Computational thinking for digital technologies

Computational thinking enables a student to express problems, and formulate solutions in a way that means a computer (an information processing agent) can be used to solve them.

  • Students develop computational and algorithmic thinking skills, and an understanding of the computer science principles that underlie all digital technologies. They become aware of what is, and is not, possible with computing, so they are able to make judgments and informed decisions as citizens of the digital world.
  • Students learn core programming concepts and how to take advantage of the capabilities of computers, so that they can become creators of digital technologies, not just users.
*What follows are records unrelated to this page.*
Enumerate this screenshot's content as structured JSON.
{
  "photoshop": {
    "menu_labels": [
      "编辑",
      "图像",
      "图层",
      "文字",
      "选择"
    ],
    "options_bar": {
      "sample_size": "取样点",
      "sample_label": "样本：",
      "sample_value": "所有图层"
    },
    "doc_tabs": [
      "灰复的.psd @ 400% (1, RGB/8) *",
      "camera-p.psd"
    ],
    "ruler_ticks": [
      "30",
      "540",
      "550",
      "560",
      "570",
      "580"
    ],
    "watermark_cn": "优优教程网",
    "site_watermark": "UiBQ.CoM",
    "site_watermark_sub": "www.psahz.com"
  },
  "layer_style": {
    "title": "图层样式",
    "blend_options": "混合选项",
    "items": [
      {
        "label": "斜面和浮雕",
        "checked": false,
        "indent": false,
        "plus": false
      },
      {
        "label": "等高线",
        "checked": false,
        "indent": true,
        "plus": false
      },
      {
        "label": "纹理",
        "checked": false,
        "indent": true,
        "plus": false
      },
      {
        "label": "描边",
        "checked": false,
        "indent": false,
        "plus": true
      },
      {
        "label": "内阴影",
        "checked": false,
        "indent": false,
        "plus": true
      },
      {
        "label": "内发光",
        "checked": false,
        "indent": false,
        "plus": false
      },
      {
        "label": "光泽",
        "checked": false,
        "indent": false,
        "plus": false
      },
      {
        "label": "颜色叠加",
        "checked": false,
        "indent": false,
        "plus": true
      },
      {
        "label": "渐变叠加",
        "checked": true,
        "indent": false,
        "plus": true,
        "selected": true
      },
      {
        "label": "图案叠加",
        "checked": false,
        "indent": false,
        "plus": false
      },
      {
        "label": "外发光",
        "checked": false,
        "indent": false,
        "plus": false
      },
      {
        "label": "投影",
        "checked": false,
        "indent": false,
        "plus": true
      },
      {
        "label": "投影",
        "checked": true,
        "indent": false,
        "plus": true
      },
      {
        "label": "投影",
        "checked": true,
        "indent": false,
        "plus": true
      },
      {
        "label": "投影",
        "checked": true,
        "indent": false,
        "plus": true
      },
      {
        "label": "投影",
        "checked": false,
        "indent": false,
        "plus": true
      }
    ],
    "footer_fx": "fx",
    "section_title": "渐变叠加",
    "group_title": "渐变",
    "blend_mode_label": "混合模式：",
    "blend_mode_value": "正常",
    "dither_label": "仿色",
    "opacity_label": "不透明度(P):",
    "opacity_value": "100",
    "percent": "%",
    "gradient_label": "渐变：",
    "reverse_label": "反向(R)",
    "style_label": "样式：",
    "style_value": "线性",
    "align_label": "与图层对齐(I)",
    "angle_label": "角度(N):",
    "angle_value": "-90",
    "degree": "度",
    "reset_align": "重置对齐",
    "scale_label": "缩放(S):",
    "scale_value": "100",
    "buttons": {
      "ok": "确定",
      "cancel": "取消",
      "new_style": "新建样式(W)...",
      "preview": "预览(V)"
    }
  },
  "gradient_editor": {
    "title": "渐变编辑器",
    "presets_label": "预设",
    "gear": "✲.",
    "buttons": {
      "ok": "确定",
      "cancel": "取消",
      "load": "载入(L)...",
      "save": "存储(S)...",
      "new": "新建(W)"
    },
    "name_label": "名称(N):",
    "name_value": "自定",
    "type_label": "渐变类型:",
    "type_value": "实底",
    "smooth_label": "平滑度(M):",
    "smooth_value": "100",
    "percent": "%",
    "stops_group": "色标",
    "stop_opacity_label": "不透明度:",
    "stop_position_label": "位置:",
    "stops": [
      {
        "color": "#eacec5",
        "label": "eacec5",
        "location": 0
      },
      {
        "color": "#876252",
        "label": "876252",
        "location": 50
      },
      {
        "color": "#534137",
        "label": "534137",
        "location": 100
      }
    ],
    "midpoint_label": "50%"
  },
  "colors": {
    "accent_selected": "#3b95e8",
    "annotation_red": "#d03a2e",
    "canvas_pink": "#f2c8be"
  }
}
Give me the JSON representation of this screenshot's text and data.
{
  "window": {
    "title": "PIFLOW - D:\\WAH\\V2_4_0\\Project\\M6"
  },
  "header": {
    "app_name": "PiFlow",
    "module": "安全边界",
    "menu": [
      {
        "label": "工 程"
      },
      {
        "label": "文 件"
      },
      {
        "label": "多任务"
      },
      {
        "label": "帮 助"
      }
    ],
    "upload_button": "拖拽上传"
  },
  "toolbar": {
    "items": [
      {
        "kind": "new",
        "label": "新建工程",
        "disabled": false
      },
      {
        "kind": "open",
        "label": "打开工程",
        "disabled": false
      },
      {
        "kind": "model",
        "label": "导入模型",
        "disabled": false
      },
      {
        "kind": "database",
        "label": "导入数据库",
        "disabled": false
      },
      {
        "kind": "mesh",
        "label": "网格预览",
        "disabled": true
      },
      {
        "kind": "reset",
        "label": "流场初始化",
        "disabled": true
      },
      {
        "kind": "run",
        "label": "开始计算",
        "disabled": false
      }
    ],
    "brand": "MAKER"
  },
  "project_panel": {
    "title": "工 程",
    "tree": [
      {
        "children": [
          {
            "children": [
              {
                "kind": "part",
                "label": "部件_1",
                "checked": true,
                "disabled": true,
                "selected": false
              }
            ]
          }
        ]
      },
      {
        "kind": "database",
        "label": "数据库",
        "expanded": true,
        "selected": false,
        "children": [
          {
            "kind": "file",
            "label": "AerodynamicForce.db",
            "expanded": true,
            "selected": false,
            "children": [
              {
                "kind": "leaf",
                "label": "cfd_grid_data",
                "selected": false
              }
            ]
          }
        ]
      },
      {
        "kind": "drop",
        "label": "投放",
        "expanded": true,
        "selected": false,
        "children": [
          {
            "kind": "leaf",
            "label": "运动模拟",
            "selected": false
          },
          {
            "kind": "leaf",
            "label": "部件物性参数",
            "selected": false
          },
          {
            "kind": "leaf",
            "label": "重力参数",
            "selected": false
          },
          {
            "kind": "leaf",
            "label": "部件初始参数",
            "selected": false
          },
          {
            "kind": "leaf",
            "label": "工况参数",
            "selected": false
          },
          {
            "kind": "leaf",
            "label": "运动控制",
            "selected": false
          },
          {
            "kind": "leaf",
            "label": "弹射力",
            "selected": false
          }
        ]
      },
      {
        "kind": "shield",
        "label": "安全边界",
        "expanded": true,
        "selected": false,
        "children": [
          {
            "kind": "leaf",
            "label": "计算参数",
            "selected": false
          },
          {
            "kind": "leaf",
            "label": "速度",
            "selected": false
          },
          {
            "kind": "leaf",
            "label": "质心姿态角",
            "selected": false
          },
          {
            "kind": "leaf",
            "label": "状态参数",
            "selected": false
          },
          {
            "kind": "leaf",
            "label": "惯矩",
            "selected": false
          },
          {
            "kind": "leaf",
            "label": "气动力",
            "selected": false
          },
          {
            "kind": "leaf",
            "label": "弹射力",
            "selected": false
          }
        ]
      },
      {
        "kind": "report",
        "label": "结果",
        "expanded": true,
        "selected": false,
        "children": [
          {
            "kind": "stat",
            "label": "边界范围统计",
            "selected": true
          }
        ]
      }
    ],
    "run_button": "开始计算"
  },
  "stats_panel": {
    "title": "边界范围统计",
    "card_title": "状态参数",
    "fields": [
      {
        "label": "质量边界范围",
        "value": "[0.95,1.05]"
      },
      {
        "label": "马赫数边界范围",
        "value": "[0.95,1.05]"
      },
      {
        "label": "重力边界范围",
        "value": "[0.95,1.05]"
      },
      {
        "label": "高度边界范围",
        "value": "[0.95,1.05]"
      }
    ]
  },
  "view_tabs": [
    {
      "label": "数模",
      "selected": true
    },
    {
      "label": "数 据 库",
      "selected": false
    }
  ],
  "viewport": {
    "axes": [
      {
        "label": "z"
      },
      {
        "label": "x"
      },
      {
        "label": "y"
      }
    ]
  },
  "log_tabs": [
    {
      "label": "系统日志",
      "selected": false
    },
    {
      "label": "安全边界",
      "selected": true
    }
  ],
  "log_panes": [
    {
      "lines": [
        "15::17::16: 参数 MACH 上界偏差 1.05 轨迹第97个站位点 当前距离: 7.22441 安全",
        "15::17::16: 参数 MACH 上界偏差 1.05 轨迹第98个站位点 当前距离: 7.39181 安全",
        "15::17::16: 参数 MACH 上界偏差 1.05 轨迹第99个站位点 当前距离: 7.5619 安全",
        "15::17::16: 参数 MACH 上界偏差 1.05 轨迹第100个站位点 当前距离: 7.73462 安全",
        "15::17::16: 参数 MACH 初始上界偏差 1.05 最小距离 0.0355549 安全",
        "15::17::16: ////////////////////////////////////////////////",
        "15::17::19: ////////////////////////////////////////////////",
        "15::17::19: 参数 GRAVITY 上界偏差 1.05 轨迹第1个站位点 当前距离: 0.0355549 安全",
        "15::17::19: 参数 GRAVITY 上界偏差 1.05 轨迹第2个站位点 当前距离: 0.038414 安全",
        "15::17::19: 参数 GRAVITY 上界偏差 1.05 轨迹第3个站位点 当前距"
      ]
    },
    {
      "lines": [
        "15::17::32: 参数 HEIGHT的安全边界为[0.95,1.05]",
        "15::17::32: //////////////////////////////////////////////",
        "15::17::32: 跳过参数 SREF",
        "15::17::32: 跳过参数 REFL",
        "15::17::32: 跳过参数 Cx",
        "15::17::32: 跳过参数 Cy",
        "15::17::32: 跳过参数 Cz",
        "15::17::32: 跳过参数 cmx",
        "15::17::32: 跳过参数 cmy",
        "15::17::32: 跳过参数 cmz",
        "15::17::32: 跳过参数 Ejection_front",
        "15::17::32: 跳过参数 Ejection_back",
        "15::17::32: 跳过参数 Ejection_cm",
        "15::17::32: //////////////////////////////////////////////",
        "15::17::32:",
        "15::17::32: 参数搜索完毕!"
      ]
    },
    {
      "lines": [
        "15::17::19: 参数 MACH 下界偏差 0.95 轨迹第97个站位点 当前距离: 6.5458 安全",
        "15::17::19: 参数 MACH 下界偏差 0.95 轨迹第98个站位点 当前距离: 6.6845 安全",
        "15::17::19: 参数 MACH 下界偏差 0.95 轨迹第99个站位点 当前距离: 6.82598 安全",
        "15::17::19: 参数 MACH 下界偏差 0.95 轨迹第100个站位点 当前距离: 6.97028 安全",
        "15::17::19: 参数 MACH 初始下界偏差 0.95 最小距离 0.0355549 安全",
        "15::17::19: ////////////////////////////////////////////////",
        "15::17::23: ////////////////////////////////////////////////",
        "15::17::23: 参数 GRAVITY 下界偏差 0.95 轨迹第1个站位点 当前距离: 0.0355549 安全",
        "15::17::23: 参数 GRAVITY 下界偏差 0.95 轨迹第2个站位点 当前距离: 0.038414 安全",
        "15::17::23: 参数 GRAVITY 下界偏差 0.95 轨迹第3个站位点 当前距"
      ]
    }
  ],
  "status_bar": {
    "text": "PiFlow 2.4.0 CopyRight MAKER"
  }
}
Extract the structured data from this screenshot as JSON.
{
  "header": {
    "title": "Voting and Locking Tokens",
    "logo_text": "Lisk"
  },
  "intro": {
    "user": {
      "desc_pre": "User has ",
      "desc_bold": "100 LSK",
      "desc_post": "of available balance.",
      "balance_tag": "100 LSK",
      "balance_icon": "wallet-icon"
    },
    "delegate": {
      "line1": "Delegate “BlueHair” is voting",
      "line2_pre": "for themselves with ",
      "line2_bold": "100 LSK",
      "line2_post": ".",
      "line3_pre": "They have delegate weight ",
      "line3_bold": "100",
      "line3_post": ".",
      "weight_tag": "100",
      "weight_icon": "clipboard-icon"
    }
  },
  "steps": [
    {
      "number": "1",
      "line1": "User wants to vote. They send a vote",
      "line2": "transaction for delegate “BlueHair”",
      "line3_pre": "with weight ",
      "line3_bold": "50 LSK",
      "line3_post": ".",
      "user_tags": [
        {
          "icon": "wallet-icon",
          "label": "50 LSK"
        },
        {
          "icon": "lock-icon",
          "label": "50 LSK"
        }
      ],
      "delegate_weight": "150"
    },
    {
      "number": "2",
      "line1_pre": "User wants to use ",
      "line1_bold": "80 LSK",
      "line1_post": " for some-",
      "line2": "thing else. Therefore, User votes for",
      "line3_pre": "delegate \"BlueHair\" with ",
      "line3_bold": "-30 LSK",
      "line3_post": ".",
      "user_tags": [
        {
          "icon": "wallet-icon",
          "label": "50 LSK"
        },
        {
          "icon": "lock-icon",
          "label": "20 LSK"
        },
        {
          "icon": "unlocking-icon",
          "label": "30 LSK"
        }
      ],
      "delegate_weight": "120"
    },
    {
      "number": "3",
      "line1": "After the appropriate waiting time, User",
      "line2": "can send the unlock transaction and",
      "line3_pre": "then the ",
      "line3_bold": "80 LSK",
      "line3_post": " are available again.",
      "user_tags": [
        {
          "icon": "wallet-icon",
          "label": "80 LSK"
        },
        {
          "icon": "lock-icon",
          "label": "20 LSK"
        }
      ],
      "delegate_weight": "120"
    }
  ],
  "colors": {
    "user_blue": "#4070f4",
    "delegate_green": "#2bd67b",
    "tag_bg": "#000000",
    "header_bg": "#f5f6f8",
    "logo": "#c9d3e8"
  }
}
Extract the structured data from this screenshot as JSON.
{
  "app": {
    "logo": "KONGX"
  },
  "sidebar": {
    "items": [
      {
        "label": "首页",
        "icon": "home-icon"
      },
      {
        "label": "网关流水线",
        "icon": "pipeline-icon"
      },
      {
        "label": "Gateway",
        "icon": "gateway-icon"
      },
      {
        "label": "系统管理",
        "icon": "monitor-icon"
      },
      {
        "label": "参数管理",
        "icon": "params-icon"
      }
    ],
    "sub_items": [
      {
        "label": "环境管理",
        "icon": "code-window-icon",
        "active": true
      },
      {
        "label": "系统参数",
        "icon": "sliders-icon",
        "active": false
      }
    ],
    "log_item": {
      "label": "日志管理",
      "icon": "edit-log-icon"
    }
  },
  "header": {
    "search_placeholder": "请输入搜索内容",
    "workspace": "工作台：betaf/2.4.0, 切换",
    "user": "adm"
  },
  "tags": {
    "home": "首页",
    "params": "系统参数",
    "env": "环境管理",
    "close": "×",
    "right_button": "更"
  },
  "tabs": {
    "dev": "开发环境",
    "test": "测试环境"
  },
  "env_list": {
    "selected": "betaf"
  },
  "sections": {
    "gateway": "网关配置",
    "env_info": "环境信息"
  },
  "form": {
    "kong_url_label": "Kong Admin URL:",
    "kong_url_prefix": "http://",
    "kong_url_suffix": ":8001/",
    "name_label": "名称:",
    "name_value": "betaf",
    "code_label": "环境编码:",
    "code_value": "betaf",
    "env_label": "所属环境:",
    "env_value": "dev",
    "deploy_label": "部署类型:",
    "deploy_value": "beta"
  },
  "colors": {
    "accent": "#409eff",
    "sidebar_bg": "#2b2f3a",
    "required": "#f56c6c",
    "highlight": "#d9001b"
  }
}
They will develop an understanding of how computer data is stored, how all the information within a computer system is presented using digits, and the impact that different data representations have on the nature and use of this information.  

Digital technologies has changed from achievement objectives to  Computational thinking progress outcomes.  

Designing and developing digital outcomes

Students understand that digital applications and systems are created for humans by humans.

  • Students develop increasingly sophisticated understandings and skills related to designing and producing quality, fit-for-purpose, digital outcomes.
  • They develop their understanding of the digital information technologies that people need in order to locate, analyse, evaluate, and present digital information efficiently, effectively, and ethically.
  • They become more expert in manipulating and combining data, using information management tools to create an outcome.
  • They become aware of the unique intellectual property issues that arise in digital systems, particularly approaches to copyright and patents.
  • Students also become more aware of how to build, install, maintain, and support computers, networks, and systems so that they are secure and efficient.
  • Students develop knowledge and skills in using different creative digital technologies to create digital content for the web, interactive digital platforms, and print. They construct digital media outcomes that integrate media types and incorporate original content.
  • They also learn about the way electronic components and techniques are used to design digital devices, and become increasingly skilled in integrating electronic components and techniques to assemble and test an electronic environment. 

Find out more about  Designing and developing digital outcomes progress outcomes.

Digital technologies progress outcomes

These are the significant learning steps in a student’s learning journey. They explicitly state the critical learning (not “left to chance” learning). This is different to achievement objectives which are more of a broad statement and imply that every year a student will step up their learning. Most of the time, the learning between each progress outcome is varied because it takes longer for the student to grasp that critical knowledge and/or skill. This explains the gaps in the progress outcomes. 

Work towards progress outcomes in computational thinking for digital technologies and designing and developing digital outcomes should build each year in order to ensure learners achieve all of the significant learning steps, while recognising that progress outcomes are not aligned directly to curriculum levels.

Last updated April 29, 2019